Right on! I am inspired and impressed! Thanks for sharing your thoughts on your favorites also! My favorites from 2017 we’re all for work: Attached:the new science of adult attachment, Parenting children with Intense Emotions, and Untangled: guiding teenage girls through the seven transitions into adulthood. Next up: The Big Leap as a read for a business consultation group I’m in!
Thank you for this. I like the books of Drew Duck, a Fuller alum. His wife used to work in the Break Center. Just finished the latest bio on Martin Luther by Maracas, it is wonderful. Happy New Year to your family.

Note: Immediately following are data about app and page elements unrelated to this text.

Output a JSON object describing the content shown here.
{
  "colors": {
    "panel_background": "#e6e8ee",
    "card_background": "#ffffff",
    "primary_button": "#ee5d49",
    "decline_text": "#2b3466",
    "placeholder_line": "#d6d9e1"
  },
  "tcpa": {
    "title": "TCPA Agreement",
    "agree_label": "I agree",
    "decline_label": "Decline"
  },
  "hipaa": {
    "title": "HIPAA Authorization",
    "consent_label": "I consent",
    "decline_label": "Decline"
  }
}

WOW that is very impressive, I only read 29 books last year. While reading your post I couldn’t help noticing that you wrote about the fact that only ~10% of the books are made accessible for the blind or visually impaired. One great solution that I have recently encountered it the Orcam myeye . I don’t know if you have heard about it, but it is basically a small camera that you can attach to your eye glasses that can read books (and do many other stuff) for you.
You should check them out.
Wow, Eric! That sure is a lot of books. Janet, I too, read only 29 books when I joined my first BookShare summer reading contest. But, it was good. I got my OrCam MyEye in June last year and I really like how it can read lots of printed texts. As a college student, I’ve used it to read so many things these past two semesters like hard copies of handouts which I find to be especially helpful when my professors have difficulties converting printed information to electronic files that I should be able to access with my BrailleNote Apex, my professor’s computer screen, and signs that my professor posted outside of his classroom door to let all of the psychology students in his department know of things in our field that might be of interest to us. It’s a great reading tool. I just wish that the OrCam company would release a new update of it really soon. If any of you are interested in knowing more about the orcam device, you can find more information at orcam.com.
I know that this blog post is about books. However, I’m just wondering, does anyone here know how to click a link in an email message using the braillenote apex bt? I looked endlessly all over the manual and there aren’t any instructions or procedures on how to do that. Any ideas? Thanks guys.